Blueberries And Strawberries May Reduce Women's Risk Of Heart Attack
The researchers write about their findings in the 15 January online issue of the American Heart Association journal Circulation.
They focused on blueberries and strawberries because they are the most-eaten berries in the US.
They suggest the same findings may be true of other plant foods high in anthocyanins, such as grapes, blackberries and eggplant. Anthocyanin is a pigment that is responsible for the red, purple, and blue colors of many plants.
For the study, researchers from the Harvard School of Public Health in the US and the University of East Anglia (UEA) in the UK, used data that had been collected as part of the US-based Nurses' Health Study II.
The data-set they used came from 93,600 women aged 25 to 42 who were followed for 18 years starting in 1989, and during which time they had filled in questionnaires about their diet every four years.
During the study period, there were 405 heart attacks among the participants.
When they analyzed the results from the questionnaires against the rate of heart attack, the researchers found the women who ate the most blueberries and strawberries had a 32% lower rate in the risk of having a heart attack than the women who ate these berries once a month or less.
The figures stayed the same even after taking into account other potential influencing factors like age, high blood pressure, family history of heart attack, exercise, smoking, body mass, caffeine and alcohol intake.
Even women who had a diet rich in other fruits and vegetables did not show this level of reduced risk.

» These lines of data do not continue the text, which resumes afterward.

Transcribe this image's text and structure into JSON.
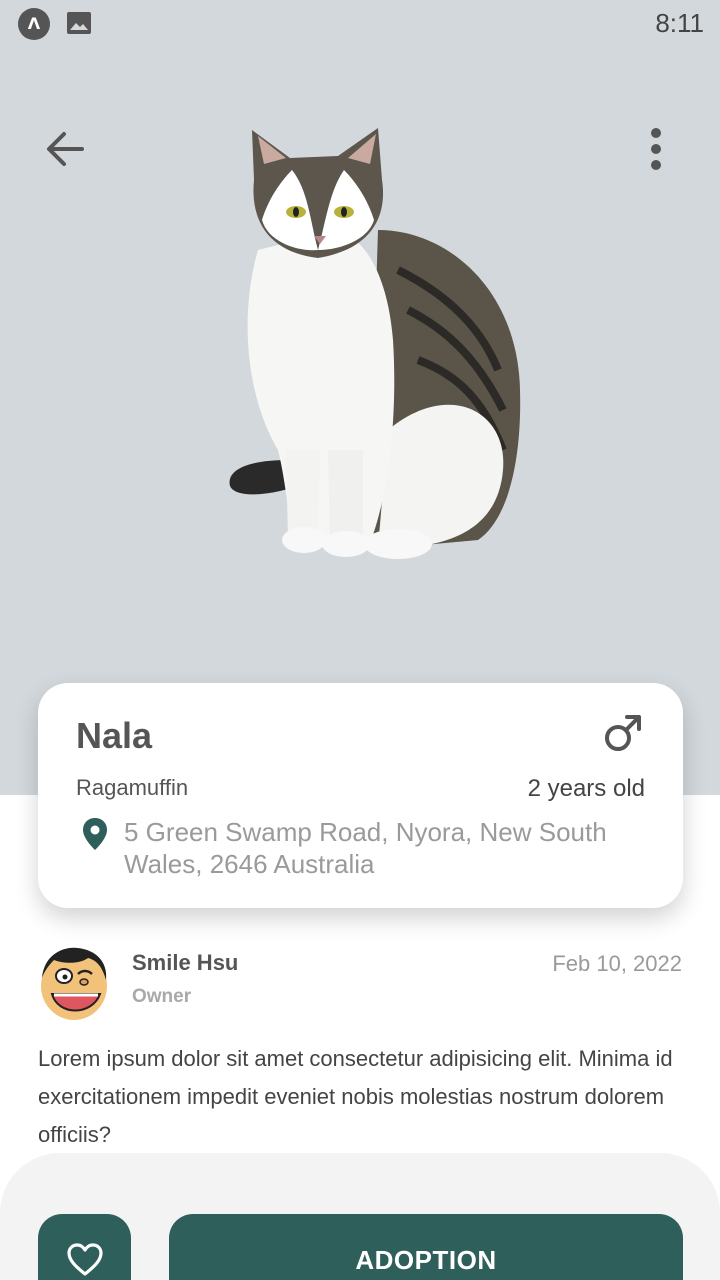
{
  "status_bar": {
    "time": "8:11",
    "app_badge": "Λ"
  },
  "pet": {
    "name": "Nala",
    "breed": "Ragamuffin",
    "age": "2 years old",
    "gender": "male",
    "address": "5 Green Swamp Road, Nyora, New South Wales, 2646 Australia"
  },
  "owner": {
    "name": "Smile Hsu",
    "role": "Owner",
    "date": "Feb 10, 2022"
  },
  "description": "Lorem ipsum dolor sit amet consectetur adipisicing elit. Minima id exercitationem impedit eveniet nobis molestias nostrum dolorem officiis?",
  "actions": {
    "adopt_label": "ADOPTION"
  },
  "colors": {
    "hero_bg": "#d2d8dc",
    "accent": "#2f5f5b",
    "panel_bg": "#f3f3f3"
  },
  "icons": [
    "back-arrow-icon",
    "more-vert-icon",
    "male-icon",
    "location-pin-icon",
    "heart-icon",
    "image-icon"
  ]
}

Lead author Aedín Cassidy, head of the Department of Nutrition at Norwich Medical School within the UEA, says in a statement:

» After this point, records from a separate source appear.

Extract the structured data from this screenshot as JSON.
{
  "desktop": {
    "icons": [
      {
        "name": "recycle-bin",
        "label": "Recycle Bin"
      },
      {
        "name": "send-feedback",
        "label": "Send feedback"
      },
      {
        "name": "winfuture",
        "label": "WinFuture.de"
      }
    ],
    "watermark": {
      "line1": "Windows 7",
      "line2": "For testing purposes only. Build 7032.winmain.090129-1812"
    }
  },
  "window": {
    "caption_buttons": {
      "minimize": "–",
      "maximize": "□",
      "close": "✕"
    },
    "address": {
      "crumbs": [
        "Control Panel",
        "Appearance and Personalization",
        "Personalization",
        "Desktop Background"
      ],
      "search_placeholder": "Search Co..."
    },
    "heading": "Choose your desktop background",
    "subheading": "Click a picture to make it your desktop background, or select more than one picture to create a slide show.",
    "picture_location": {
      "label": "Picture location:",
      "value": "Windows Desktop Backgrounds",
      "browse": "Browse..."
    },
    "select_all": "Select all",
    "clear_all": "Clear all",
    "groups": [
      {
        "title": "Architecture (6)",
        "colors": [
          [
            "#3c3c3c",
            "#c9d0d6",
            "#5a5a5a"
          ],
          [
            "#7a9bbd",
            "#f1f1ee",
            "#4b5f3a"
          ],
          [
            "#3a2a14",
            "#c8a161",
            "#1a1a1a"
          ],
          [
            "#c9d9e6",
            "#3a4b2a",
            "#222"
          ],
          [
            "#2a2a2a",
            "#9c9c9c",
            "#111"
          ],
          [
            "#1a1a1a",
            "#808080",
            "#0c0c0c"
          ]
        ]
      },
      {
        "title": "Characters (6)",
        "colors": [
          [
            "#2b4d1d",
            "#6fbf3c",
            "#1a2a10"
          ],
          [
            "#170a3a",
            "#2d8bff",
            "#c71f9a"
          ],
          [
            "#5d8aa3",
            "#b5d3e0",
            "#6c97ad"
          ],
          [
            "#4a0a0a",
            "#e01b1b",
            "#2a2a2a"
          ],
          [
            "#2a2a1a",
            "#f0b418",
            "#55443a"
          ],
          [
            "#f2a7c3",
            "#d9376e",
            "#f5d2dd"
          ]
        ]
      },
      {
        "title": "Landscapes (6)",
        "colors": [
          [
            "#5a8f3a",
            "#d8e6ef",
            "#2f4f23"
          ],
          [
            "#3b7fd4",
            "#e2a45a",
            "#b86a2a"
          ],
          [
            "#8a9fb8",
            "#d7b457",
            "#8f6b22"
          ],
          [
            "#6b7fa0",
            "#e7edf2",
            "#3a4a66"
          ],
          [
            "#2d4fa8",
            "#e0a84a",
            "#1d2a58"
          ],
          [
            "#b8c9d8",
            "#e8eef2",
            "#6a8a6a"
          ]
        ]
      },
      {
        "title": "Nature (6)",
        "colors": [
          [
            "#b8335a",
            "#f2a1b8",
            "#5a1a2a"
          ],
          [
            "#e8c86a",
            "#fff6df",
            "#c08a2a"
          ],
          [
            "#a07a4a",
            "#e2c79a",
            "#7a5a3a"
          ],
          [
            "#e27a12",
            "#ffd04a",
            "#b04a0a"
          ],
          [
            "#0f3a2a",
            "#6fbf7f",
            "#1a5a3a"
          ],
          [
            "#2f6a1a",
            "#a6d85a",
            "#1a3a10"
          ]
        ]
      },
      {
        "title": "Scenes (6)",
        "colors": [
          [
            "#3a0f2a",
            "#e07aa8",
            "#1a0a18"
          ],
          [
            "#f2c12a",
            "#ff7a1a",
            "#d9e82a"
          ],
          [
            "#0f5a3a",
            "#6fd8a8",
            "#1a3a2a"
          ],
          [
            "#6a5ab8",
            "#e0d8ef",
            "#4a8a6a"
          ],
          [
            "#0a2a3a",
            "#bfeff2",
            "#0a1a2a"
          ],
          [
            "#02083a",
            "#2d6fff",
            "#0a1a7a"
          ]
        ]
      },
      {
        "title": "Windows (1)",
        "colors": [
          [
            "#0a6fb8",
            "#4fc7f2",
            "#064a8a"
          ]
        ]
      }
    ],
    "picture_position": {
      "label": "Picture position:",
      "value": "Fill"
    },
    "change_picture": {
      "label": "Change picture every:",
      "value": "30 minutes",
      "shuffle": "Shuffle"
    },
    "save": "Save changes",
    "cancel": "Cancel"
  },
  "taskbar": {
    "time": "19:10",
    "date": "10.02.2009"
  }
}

"We have shown that even at an early age, eating more of these fruits [strawberries and blueberries] may reduce risk of a heart attack later in life."
Senior author Eric Rimm, Associate Professor of Nutrition and Epidemiology at the Harvard School of Public Health, says women could easily incorporate blueberries and strawberries to their weekly food intake:

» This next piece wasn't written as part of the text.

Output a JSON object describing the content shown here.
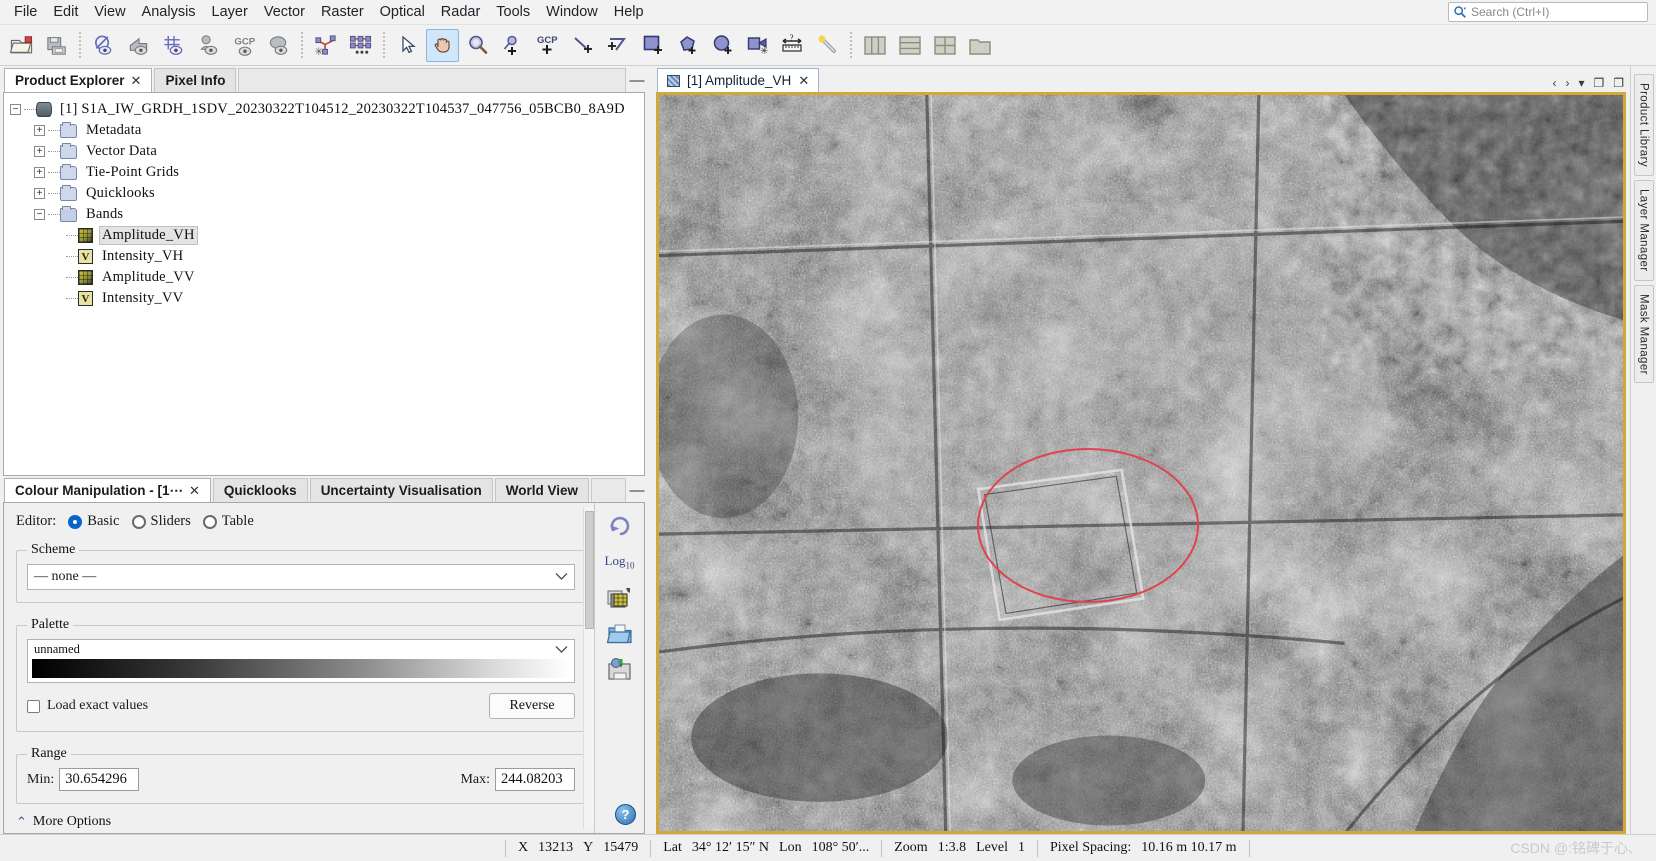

"This simple dietary change could have a significant impact on prevention efforts," he urges.
Cassidy, Rimm, and colleagues suggest anthocyanins may help dilate arteries, prevent the build-up of plaque that causes arteries to narrow, and provide other cardiovascular benefits.
They also found that intake of foods rich in other other flavonoid subclasses were not significantly linked with risk of heart attack.
The study adds to a body of evidence about flavonoids and cardiovascular health, and appears to confirm that different subclasses of flavonoid have different effects.
Not long ago Cassidy also led another study, reported in the February 2012 online issue of another AHA journal, Stroke, that found a strong link between high consumption of flavonones in citrus fruits, especially oranges and grapefruit, and reduced risk of clot-associated or ischemic stroke in women.
In that study they looked at six major subclasses of flavonoids: flavonones, anthocyanins, flavon-3-ols, flavonoid polymers, flavonols and flavones, but found the link with reduced stroke risk was only strong for flavonone-rich foods.
Written by Catharine Paddock PhD